▸ Problem details: Where does the word "Lots" occur in the data below? Copy each line that holds it.

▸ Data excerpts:

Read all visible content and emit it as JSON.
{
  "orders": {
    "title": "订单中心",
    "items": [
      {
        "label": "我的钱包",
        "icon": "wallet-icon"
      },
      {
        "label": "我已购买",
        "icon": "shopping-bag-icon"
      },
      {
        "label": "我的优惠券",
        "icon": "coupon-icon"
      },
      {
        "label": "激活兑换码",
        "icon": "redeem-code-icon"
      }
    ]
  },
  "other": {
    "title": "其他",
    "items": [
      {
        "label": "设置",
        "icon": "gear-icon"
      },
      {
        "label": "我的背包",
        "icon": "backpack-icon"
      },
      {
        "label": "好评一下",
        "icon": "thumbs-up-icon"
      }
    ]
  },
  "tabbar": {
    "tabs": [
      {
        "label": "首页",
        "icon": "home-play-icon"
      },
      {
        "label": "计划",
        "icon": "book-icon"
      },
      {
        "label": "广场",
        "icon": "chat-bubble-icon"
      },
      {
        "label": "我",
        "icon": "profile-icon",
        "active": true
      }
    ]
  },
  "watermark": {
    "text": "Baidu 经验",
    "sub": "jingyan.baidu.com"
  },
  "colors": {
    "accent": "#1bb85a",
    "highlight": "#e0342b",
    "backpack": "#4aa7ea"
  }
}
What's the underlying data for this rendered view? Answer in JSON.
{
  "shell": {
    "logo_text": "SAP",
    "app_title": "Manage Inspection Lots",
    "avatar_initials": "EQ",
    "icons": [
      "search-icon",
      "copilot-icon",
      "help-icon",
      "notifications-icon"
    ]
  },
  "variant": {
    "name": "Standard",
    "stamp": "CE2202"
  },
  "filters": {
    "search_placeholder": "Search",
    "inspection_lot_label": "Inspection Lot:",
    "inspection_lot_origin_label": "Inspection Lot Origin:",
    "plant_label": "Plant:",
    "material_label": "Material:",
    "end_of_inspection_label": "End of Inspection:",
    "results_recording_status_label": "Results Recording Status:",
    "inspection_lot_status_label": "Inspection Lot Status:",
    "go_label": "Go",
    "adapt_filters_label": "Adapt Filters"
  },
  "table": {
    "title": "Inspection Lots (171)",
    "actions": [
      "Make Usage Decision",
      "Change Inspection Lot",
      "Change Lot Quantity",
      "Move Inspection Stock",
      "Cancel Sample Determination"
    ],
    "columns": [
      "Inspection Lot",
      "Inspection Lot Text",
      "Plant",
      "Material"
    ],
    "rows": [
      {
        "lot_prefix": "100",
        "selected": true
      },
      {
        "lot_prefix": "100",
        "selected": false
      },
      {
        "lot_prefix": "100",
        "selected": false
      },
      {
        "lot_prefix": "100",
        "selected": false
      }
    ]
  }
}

▸ Expected answer:
    "app_title": "Manage Inspection Lots",
    "title": "Inspection Lots (171)",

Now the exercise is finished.